[The task]:
Could you give every record again, exactly as it reads?

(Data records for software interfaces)

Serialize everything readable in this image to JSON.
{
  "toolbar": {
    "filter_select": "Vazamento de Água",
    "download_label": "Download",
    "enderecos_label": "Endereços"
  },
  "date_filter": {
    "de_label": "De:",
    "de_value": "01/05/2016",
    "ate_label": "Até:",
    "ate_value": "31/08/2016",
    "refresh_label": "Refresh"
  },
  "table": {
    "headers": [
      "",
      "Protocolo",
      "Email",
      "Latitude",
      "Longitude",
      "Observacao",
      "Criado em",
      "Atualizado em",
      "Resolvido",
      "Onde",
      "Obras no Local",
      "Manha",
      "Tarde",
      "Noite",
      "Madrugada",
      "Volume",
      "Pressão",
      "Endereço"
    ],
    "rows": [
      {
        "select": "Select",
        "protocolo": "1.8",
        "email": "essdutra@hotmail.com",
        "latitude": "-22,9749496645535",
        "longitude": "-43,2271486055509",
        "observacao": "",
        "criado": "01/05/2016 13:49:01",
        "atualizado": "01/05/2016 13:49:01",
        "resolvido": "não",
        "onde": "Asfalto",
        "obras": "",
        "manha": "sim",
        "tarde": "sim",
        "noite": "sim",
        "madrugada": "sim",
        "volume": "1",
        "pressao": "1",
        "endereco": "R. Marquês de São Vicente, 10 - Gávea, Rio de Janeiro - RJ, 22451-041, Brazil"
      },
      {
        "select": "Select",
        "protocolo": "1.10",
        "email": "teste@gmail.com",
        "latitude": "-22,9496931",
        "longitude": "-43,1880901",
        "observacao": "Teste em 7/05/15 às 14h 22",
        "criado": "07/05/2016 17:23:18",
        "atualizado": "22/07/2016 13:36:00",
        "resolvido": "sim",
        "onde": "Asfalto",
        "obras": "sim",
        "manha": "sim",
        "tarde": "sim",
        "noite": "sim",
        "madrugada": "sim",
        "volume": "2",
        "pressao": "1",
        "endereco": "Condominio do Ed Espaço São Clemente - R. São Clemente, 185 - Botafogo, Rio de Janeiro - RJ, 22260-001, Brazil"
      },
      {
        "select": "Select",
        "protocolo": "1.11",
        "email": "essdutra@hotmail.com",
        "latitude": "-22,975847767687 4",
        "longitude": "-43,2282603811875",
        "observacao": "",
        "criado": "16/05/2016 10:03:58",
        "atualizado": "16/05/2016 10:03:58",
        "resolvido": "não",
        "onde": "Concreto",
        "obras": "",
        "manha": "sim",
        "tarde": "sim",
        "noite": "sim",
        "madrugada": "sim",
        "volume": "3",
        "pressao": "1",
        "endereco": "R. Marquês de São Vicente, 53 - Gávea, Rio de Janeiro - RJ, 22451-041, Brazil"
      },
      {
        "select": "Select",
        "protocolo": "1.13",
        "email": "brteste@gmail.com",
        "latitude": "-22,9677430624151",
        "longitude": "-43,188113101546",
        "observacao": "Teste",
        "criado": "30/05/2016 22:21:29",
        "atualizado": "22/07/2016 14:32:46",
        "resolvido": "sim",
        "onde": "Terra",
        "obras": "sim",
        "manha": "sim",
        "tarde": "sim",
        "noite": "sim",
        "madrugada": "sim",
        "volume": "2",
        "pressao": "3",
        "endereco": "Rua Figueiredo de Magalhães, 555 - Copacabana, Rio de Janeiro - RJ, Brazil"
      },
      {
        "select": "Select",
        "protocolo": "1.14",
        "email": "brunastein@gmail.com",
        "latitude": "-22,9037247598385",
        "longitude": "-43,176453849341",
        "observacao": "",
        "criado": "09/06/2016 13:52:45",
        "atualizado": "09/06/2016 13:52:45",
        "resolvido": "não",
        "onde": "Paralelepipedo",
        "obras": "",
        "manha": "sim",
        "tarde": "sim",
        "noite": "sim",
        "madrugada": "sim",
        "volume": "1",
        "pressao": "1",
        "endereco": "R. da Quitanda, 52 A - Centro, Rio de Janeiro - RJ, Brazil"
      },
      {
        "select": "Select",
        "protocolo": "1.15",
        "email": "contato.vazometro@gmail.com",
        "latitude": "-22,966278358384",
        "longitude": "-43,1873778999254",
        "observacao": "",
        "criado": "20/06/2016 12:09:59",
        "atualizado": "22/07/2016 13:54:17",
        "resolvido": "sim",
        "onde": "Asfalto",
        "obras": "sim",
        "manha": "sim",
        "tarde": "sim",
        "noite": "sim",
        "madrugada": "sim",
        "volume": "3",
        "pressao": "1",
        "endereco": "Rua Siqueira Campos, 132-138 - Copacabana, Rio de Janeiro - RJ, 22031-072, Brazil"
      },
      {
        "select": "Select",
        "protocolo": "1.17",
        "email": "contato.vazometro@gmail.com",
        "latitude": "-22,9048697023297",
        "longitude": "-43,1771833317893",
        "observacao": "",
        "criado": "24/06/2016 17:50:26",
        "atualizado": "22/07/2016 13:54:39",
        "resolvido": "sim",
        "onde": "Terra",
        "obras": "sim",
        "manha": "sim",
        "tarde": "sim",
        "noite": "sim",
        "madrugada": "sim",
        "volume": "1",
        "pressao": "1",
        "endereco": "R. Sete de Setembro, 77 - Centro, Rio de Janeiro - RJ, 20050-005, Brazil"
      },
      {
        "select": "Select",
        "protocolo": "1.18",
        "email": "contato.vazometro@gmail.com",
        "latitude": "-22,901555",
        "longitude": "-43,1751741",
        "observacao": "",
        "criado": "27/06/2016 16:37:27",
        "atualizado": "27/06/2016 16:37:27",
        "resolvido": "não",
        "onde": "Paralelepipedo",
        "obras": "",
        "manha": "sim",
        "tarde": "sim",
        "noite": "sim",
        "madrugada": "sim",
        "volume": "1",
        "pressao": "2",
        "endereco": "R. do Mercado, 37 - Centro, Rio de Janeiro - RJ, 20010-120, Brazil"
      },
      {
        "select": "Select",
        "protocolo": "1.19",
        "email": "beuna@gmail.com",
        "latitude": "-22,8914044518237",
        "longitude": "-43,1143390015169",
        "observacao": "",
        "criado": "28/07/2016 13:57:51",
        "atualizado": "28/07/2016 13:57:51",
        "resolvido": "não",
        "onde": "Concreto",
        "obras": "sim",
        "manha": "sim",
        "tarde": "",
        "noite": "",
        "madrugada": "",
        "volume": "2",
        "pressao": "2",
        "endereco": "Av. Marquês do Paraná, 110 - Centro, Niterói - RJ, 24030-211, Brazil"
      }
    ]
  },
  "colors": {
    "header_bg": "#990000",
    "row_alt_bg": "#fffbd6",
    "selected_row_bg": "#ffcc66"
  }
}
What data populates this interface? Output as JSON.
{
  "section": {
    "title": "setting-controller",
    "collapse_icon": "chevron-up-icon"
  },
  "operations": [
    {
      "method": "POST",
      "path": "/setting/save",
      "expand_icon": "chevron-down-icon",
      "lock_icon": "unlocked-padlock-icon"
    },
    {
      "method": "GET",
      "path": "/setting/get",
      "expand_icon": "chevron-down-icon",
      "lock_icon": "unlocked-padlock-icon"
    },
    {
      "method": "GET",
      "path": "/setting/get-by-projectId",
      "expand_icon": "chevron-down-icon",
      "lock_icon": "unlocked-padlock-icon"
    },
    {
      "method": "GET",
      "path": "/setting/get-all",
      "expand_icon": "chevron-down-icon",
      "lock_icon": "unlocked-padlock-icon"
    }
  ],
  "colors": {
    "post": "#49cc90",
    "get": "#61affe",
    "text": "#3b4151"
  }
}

[Response to this exercise]:
Serialize everything readable in this image to JSON.
{
  "toolbar": {
    "filter_select": "Vazamento de Água",
    "download_label": "Download",
    "enderecos_label": "Endereços"
  },
  "date_filter": {
    "de_label": "De:",
    "de_value": "01/05/2016",
    "ate_label": "Até:",
    "ate_value": "31/08/2016",
    "refresh_label": "Refresh"
  },
  "table": {
    "headers": [
      "",
      "Protocolo",
      "Email",
      "Latitude",
      "Longitude",
      "Observacao",
      "Criado em",
      "Atualizado em",
      "Resolvido",
      "Onde",
      "Obras no Local",
      "Manha",
      "Tarde",
      "Noite",
      "Madrugada",
      "Volume",
      "Pressão",
      "Endereço"
    ],
    "rows": [
      {
        "select": "Select",
        "protocolo": "1.8",
        "email": "essdutra@hotmail.com",
        "latitude": "-22,9749496645535",
        "longitude": "-43,2271486055509",
        "observacao": "",
        "criado": "01/05/2016 13:49:01",
        "atualizado": "01/05/2016 13:49:01",
        "resolvido": "não",
        "onde": "Asfalto",
        "obras": "",
        "manha": "sim",
        "tarde": "sim",
        "noite": "sim",
        "madrugada": "sim",
        "volume": "1",
        "pressao": "1",
        "endereco": "R. Marquês de São Vicente, 10 - Gávea, Rio de Janeiro - RJ, 22451-041, Brazil"
      },
      {
        "select": "Select",
        "protocolo": "1.10",
        "email": "teste@gmail.com",
        "latitude": "-22,9496931",
        "longitude": "-43,1880901",
        "observacao": "Teste em 7/05/15 às 14h 22",
        "criado": "07/05/2016 17:23:18",
        "atualizado": "22/07/2016 13:36:00",
        "resolvido": "sim",
        "onde": "Asfalto",
        "obras": "sim",
        "manha": "sim",
        "tarde": "sim",
        "noite": "sim",
        "madrugada": "sim",
        "volume": "2",
        "pressao": "1",
        "endereco": "Condominio do Ed Espaço São Clemente - R. São Clemente, 185 - Botafogo, Rio de Janeiro - RJ, 22260-001, Brazil"
      },
      {
        "select": "Select",
        "protocolo": "1.11",
        "email": "essdutra@hotmail.com",
        "latitude": "-22,975847767687 4",
        "longitude": "-43,2282603811875",
        "observacao": "",
        "criado": "16/05/2016 10:03:58",
        "atualizado": "16/05/2016 10:03:58",
        "resolvido": "não",
        "onde": "Concreto",
        "obras": "",
        "manha": "sim",
        "tarde": "sim",
        "noite": "sim",
        "madrugada": "sim",
        "volume": "3",
        "pressao": "1",
        "endereco": "R. Marquês de São Vicente, 53 - Gávea, Rio de Janeiro - RJ, 22451-041, Brazil"
      },
      {
        "select": "Select",
        "protocolo": "1.13",
        "email": "brteste@gmail.com",
        "latitude": "-22,9677430624151",
        "longitude": "-43,188113101546",
        "observacao": "Teste",
        "criado": "30/05/2016 22:21:29",
        "atualizado": "22/07/2016 14:32:46",
        "resolvido": "sim",
        "onde": "Terra",
        "obras": "sim",
        "manha": "sim",
        "tarde": "sim",
        "noite": "sim",
        "madrugada": "sim",
        "volume": "2",
        "pressao": "3",
        "endereco": "Rua Figueiredo de Magalhães, 555 - Copacabana, Rio de Janeiro - RJ, Brazil"
      },
      {
        "select": "Select",
        "protocolo": "1.14",
        "email": "brunastein@gmail.com",
        "latitude": "-22,9037247598385",
        "longitude": "-43,176453849341",
        "observacao": "",
        "criado": "09/06/2016 13:52:45",
        "atualizado": "09/06/2016 13:52:45",
        "resolvido": "não",
        "onde": "Paralelepipedo",
        "obras": "",
        "manha": "sim",
        "tarde": "sim",
        "noite": "sim",
        "madrugada": "sim",
        "volume": "1",
        "pressao": "1",
        "endereco": "R. da Quitanda, 52 A - Centro, Rio de Janeiro - RJ, Brazil"
      },
      {
        "select": "Select",
        "protocolo": "1.15",
        "email": "contato.vazometro@gmail.com",
        "latitude": "-22,966278358384",
        "longitude": "-43,1873778999254",
        "observacao": "",
        "criado": "20/06/2016 12:09:59",
        "atualizado": "22/07/2016 13:54:17",
        "resolvido": "sim",
        "onde": "Asfalto",
        "obras": "sim",
        "manha": "sim",
        "tarde": "sim",
        "noite": "sim",
        "madrugada": "sim",
        "volume": "3",
        "pressao": "1",
        "endereco": "Rua Siqueira Campos, 132-138 - Copacabana, Rio de Janeiro - RJ, 22031-072, Brazil"
      },
      {
        "select": "Select",
        "protocolo": "1.17",
        "email": "contato.vazometro@gmail.com",
        "latitude": "-22,9048697023297",
        "longitude": "-43,1771833317893",
        "observacao": "",
        "criado": "24/06/2016 17:50:26",
        "atualizado": "22/07/2016 13:54:39",
        "resolvido": "sim",
        "onde": "Terra",
        "obras": "sim",
        "manha": "sim",
        "tarde": "sim",
        "noite": "sim",
        "madrugada": "sim",
        "volume": "1",
        "pressao": "1",
        "endereco": "R. Sete de Setembro, 77 - Centro, Rio de Janeiro - RJ, 20050-005, Brazil"
      },
      {
        "select": "Select",
        "protocolo": "1.18",
        "email": "contato.vazometro@gmail.com",
        "latitude": "-22,901555",
        "longitude": "-43,1751741",
        "observacao": "",
        "criado": "27/06/2016 16:37:27",
        "atualizado": "27/06/2016 16:37:27",
        "resolvido": "não",
        "onde": "Paralelepipedo",
        "obras": "",
        "manha": "sim",
        "tarde": "sim",
        "noite": "sim",
        "madrugada": "sim",
        "volume": "1",
        "pressao": "2",
        "endereco": "R. do Mercado, 37 - Centro, Rio de Janeiro - RJ, 20010-120, Brazil"
      },
      {
        "select": "Select",
        "protocolo": "1.19",
        "email": "beuna@gmail.com",
        "latitude": "-22,8914044518237",
        "longitude": "-43,1143390015169",
        "observacao": "",
        "criado": "28/07/2016 13:57:51",
        "atualizado": "28/07/2016 13:57:51",
        "resolvido": "não",
        "onde": "Concreto",
        "obras": "sim",
        "manha": "sim",
        "tarde": "",
        "noite": "",
        "madrugada": "",
        "volume": "2",
        "pressao": "2",
        "endereco": "Av. Marquês do Paraná, 110 - Centro, Niterói - RJ, 24030-211, Brazil"
      }
    ]
  },
  "colors": {
    "header_bg": "#990000",
    "row_alt_bg": "#fffbd6",
    "selected_row_bg": "#ffcc66"
  }
}
What data populates this interface? Output as JSON.
{
  "section": {
    "title": "setting-controller",
    "collapse_icon": "chevron-up-icon"
  },
  "operations": [
    {
      "method": "POST",
      "path": "/setting/save",
      "expand_icon": "chevron-down-icon",
      "lock_icon": "unlocked-padlock-icon"
    },
    {
      "method": "GET",
      "path": "/setting/get",
      "expand_icon": "chevron-down-icon",
      "lock_icon": "unlocked-padlock-icon"
    },
    {
      "method": "GET",
      "path": "/setting/get-by-projectId",
      "expand_icon": "chevron-down-icon",
      "lock_icon": "unlocked-padlock-icon"
    },
    {
      "method": "GET",
      "path": "/setting/get-all",
      "expand_icon": "chevron-down-icon",
      "lock_icon": "unlocked-padlock-icon"
    }
  ],
  "colors": {
    "post": "#49cc90",
    "get": "#61affe",
    "text": "#3b4151"
  }
}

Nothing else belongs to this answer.